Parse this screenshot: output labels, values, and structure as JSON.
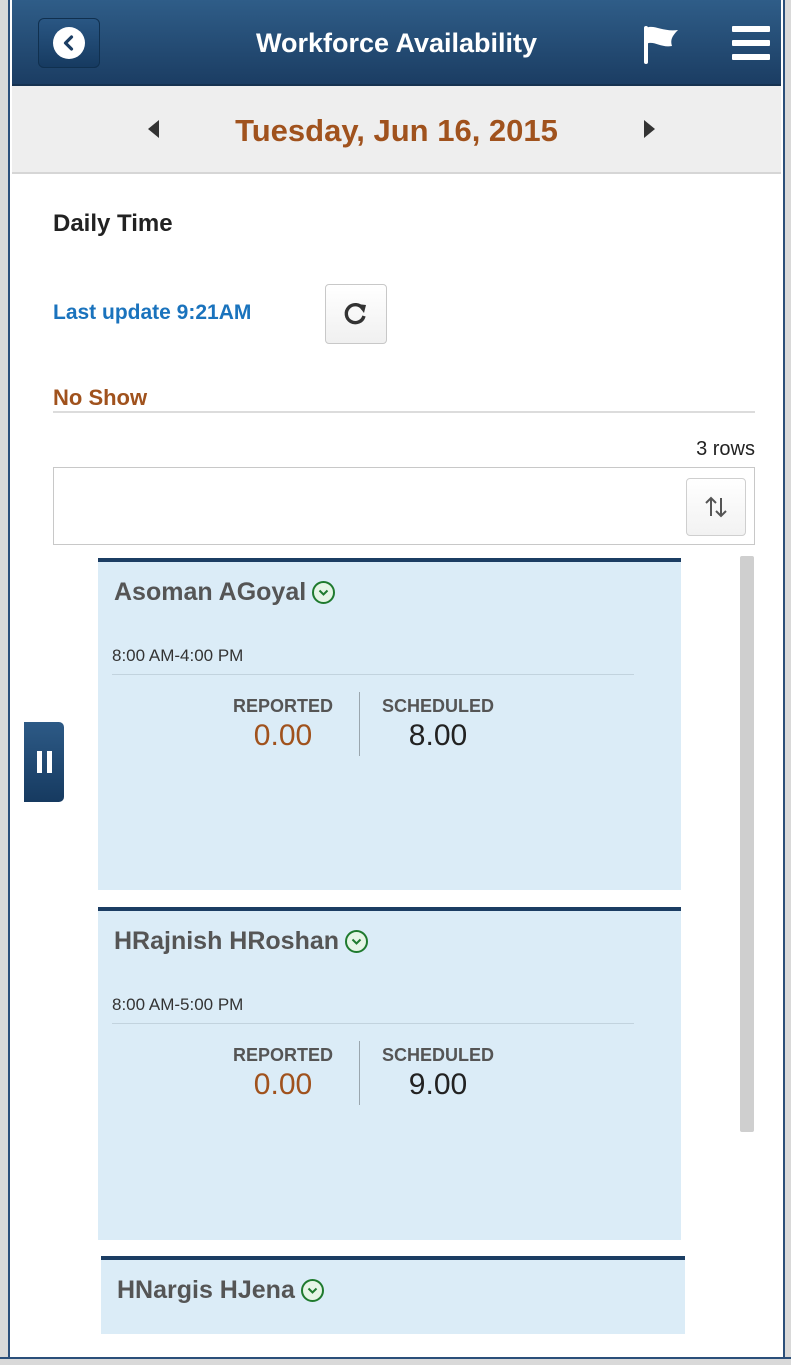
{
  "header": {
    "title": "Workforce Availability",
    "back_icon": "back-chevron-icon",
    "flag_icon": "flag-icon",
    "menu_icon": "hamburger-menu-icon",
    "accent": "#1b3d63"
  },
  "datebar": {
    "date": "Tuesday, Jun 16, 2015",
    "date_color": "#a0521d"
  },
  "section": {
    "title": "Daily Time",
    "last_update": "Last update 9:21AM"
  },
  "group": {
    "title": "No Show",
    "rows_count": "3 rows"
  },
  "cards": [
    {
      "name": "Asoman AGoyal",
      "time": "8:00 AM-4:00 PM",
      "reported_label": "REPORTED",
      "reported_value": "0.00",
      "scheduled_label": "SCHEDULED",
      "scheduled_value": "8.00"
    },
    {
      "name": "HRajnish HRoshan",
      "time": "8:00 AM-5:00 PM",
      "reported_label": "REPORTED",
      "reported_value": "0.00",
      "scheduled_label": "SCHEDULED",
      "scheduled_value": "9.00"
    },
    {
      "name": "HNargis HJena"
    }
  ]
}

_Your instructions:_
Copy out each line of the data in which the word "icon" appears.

_Result of the task:_
    "back_icon": "back-chevron-icon",
    "flag_icon": "flag-icon",
    "menu_icon": "hamburger-menu-icon",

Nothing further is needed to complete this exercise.